In some implementations, nonconcurrent foreign calls can be implemented much more efficiently.
Foreign calls may also invoke further Haskell functions by calling foreign exported functions. Allowing for this possibilty may also be expensive: a function exposed by foreign export may be invoked at any time by an arbitrary OS thread, and the implementation must be ready to receive the call. However, if the implementation knows that a given foreign call cannot result in a callback (a call to a function exposed by foreign export), then it can sometimes use a more efficient calling sequence for the foreign call. For this reason, we have another annotation:
- A foreign import declaration annotated as nonreentrant (ToDo?: pick syntax) can be assumed by the implementation to refer to a foreign function that will never call a Haskell function, or any function in the C API described in Chapter ??.
- MVar operations can never be observed out-of-order
- Maybe: IORef operations also strongly ordered

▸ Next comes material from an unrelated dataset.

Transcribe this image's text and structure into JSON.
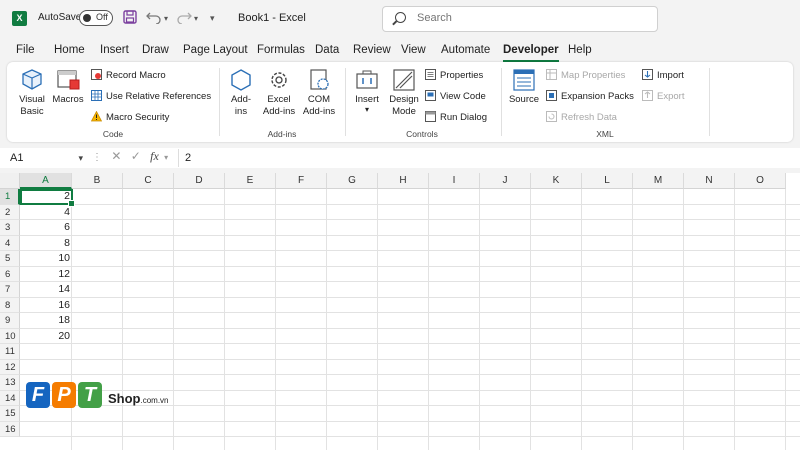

- STM, if we have it: also strong ordering between transactions
Bound threads (optional)
Bound threads allow a Haskell program more control over the mapping between Haskell threads and OS threads. Such control is required for interacting with foreign code that makes use of thread-local state in the native OS threading model: when foreign code uses OS thread-local state, the Haskell programmer needs to restrict calls to that foreign code to happen in a particular OS thread. Bound threads provide a lightweight way to allow the programmer enough control without imposing burdens on the implementation that would significantly reduce efficiency.
Bound threads are an optional feature in Haskell'; the documentation for an implementation should state whether bound threads are supported or not.
A Haskell thread can be either bound or unbound, depending on how it was created:
- forkIO creates unbound threads
- Calls from foreign code to Haskell functions exposed by foreign export or foreign import "wrapper" create a bound thread in which to run the computation.
Whether a thread is bound or unbound affects how foreign calls are made:
- Foreign calls made by an unbound thread happen in an arbitrary OS thread.
- Foreign calls made by a bound thread are always made by the OS thread that made the original call-in.
Note that a valid implementation of bound threads is one in which every Haskell thread is associated with a distinct OS thread, where in effect every thread is bound. However, the isCurrentThreadBound operation (see below) should always return False for threads created by forkIO, regardless of the implementation, to aid portabilty.
Also note that the above property of foreign calls made by a bound thread is the only requirement of the relationship between OS threads and Haskell threads. It is completely unspecified which OS thread runs the Haskell code itself: the Haskell programmer has no way to observe the current OS thread aside from making a foreign call, so the implementation is free to choose among a number of strategies here.
The following operations exported by Control.Concurrent are related to bound threads (ToDo? just link to the appropriate section of the library docs here?):
supportsBoundThreads :: Bool
This value is True if the implementation supports bound threads (NB. this is called rtsSupportsBoundThreads currently).
isCurrentThreadBound :: IO Bool
This operation returns False if the current thread was created by forkIO, and True otherwise. If supportsBoundThreads is False, this function raises an exception (ToDo? which one?).
forkOS :: IO () -> IO ThreadId
Like forkIO, forkOS creates a new Haskell thread to run the supplied IO action. However, in the case of forkOS, the new Haskell thread is bound to a freshly created OS thread. This is achieved by making a foreign call to create the new OS thread, and having the new OS thread invoke the IO action, thus creating a bound thread. If supportsBoundThreads is False, this function raises an exception (ToDo? which one?).